Output each record exactly. Leave none out.
(PROVIDED INFORMATION Opens)
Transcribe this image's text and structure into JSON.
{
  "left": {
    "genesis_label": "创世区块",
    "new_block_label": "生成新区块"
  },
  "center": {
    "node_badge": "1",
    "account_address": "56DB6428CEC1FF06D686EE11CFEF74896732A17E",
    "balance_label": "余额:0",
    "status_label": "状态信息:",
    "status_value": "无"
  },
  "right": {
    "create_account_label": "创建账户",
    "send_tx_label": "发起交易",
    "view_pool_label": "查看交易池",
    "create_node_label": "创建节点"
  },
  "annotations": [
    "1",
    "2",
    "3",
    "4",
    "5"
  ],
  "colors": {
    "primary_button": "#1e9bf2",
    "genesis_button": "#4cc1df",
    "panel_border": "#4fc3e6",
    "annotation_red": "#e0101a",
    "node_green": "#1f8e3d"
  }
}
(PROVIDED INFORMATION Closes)
→ OUTPUT OF THE EXERCISE
Transcribe this image's text and structure into JSON.
{
  "left": {
    "genesis_label": "创世区块",
    "new_block_label": "生成新区块"
  },
  "center": {
    "node_badge": "1",
    "account_address": "56DB6428CEC1FF06D686EE11CFEF74896732A17E",
    "balance_label": "余额:0",
    "status_label": "状态信息:",
    "status_value": "无"
  },
  "right": {
    "create_account_label": "创建账户",
    "send_tx_label": "发起交易",
    "view_pool_label": "查看交易池",
    "create_node_label": "创建节点"
  },
  "annotations": [
    "1",
    "2",
    "3",
    "4",
    "5"
  ],
  "colors": {
    "primary_button": "#1e9bf2",
    "genesis_button": "#4cc1df",
    "panel_border": "#4fc3e6",
    "annotation_red": "#e0101a",
    "node_green": "#1f8e3d"
  }
}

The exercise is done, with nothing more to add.